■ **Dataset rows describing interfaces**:
BEGIN
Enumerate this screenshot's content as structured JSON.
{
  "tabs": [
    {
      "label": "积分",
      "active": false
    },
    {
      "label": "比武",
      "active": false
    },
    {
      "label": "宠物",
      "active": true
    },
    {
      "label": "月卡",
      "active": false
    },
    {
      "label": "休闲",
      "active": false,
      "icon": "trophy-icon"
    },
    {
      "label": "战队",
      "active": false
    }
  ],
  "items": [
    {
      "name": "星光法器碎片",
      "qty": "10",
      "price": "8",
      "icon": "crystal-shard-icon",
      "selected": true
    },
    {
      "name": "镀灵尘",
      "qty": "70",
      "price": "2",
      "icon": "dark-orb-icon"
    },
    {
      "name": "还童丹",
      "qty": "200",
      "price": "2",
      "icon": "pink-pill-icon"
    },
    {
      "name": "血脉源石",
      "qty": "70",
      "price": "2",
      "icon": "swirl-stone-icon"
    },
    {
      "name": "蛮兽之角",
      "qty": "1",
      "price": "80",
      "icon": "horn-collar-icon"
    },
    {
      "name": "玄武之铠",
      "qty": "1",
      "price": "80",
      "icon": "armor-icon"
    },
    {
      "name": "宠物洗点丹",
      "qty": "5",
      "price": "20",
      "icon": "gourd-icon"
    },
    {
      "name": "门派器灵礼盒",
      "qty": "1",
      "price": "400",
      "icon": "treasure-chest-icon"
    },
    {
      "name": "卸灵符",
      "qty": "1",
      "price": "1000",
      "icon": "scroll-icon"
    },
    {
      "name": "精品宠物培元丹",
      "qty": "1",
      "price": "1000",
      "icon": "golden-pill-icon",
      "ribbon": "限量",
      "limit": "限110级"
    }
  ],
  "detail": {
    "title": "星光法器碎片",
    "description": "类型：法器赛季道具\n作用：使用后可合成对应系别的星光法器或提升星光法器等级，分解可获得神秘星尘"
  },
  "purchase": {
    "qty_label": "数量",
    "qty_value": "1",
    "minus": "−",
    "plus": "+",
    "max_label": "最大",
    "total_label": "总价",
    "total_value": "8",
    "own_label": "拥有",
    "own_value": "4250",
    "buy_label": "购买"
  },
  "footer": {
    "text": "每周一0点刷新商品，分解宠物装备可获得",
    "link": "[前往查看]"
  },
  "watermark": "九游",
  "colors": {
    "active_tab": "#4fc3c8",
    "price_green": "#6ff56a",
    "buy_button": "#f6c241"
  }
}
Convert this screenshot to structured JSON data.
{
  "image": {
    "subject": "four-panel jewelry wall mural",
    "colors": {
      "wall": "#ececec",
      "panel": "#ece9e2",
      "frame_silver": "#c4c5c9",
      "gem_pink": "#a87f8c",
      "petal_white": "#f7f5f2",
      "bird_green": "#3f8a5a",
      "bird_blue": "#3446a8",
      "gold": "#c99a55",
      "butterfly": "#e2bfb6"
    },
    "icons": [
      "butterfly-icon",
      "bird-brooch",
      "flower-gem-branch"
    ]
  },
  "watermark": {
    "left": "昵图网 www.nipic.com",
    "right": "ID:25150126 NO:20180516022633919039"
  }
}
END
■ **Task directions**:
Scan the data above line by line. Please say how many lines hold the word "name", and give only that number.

■ **Result for this task**:
10